Middle East

Turkey, Russia, Iran back Syria 'de-escalation zones'

Deal aims to establish zones where humanitarian aid can flow, civilians can be secure

Turkey, Russia, Iran back Syria 'de-escalation zones'

By Aliia Raimbekova

ASTANA, Kazakhstan

Russia, Turkey and Iran signed a deal in the Kazakh capital, Astana, on Thursday to establish “de-escalation zones” in Syria.

Turkey’s foreign ministry said the zones would cover the city of Idlib and certain parts of Latakia, Homs, Aleppo and Hama as well as Damascus, Eastern Ghouta, Daraa and Quneitra.

“We gladly welcome the deal recorded [on Thursday] which aims to stop the use of all types of arms, including air forces, between the conflicting parties in the regions in question,” the ministry statement read.

The deal also aims at ensuring “emergent and continuous humanitarian aid” be sent to the regions concerned, it added.

Russian Foreign Minister Sergey Lavrov told a news conference earlier in Moscow the “creation of de-escalation zones would be a significant step taken regarding the ending of conflict in Syria”.

According to the accord, checkpoints will ensure the safe flow of humanitarian aid and provide secure passage for civilians. Observation points will monitor the cease-fire in the region.

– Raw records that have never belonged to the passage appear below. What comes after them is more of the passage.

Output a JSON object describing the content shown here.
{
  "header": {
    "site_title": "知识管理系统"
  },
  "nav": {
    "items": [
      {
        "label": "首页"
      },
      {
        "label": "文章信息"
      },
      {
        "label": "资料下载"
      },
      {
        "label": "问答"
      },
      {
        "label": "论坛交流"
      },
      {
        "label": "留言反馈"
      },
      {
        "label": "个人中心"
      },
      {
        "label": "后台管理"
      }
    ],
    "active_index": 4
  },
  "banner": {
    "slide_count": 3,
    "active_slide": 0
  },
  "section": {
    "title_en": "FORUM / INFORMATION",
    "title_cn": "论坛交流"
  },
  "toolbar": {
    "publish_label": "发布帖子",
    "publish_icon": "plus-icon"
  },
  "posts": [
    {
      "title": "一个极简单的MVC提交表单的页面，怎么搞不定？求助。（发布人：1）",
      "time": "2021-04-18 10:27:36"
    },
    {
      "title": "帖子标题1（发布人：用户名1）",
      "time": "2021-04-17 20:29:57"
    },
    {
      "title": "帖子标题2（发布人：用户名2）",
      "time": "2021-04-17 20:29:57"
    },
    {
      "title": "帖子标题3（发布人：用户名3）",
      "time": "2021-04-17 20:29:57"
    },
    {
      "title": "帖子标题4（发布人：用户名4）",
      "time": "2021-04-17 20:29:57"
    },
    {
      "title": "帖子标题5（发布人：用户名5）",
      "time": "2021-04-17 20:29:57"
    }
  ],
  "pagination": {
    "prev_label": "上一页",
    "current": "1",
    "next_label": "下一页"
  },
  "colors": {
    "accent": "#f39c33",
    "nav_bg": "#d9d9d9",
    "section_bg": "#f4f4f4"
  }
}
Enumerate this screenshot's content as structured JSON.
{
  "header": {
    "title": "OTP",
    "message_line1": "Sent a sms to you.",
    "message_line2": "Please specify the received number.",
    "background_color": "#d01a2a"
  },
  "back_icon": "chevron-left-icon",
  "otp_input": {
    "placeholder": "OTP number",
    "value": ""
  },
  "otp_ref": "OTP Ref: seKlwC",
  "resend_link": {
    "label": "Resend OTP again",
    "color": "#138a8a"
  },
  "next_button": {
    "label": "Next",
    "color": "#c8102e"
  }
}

Fighting against al-Qaeda and Daesh will continue.

Guarantors will continue to make efforts to include groups that are not a party to the cease-fire, it noted.

After two weeks, a joint working group will be set up by the guarantor countries to determine the borders of the zones in question.

Following the agreement, the U.S. said it "supports any effort that can genuinely de-escalate the violence in Syria".

"In light of the failures of past agreements, we have reason to be cautious," State Department spokeswoman Heather Nauert said in a statement. "We nonetheless hope that this arrangement can contribute to a de-escalation of violence, end the suffering of the Syrian people, and set the stage for a political settlement of the conflict," she added.

Nauert called for Syrian President Bashar al-Assad's forces to halt all attacks on civilian and opposition forces, urging Russia to ensure compliance, and called on the Syrian opposition to distance itself from terrorist groups, including Tahrir al-Sham, al-Qaeda's Syrian branch. 

The Astana talks, which were first convened in January, ran alongside the UN-backed discussions in Geneva.

Turkey, which backs the Syrian opposition, joined the regime's allies Russia and Iran in sponsoring the negotiations after the assault on the Syrian city of Aleppo in December.

Syria has been locked in civil war since March 2011. According to the UN, around 400,000 people have died in the conflict while half the population has been driven away from their homes.

Anadolu Agency website contains only a portion of the news stories offered to subscribers in the AA News Broadcasting System (HAS), and in summarized form. Please contact us for subscription options.
Related topics
Bu haberi paylaşın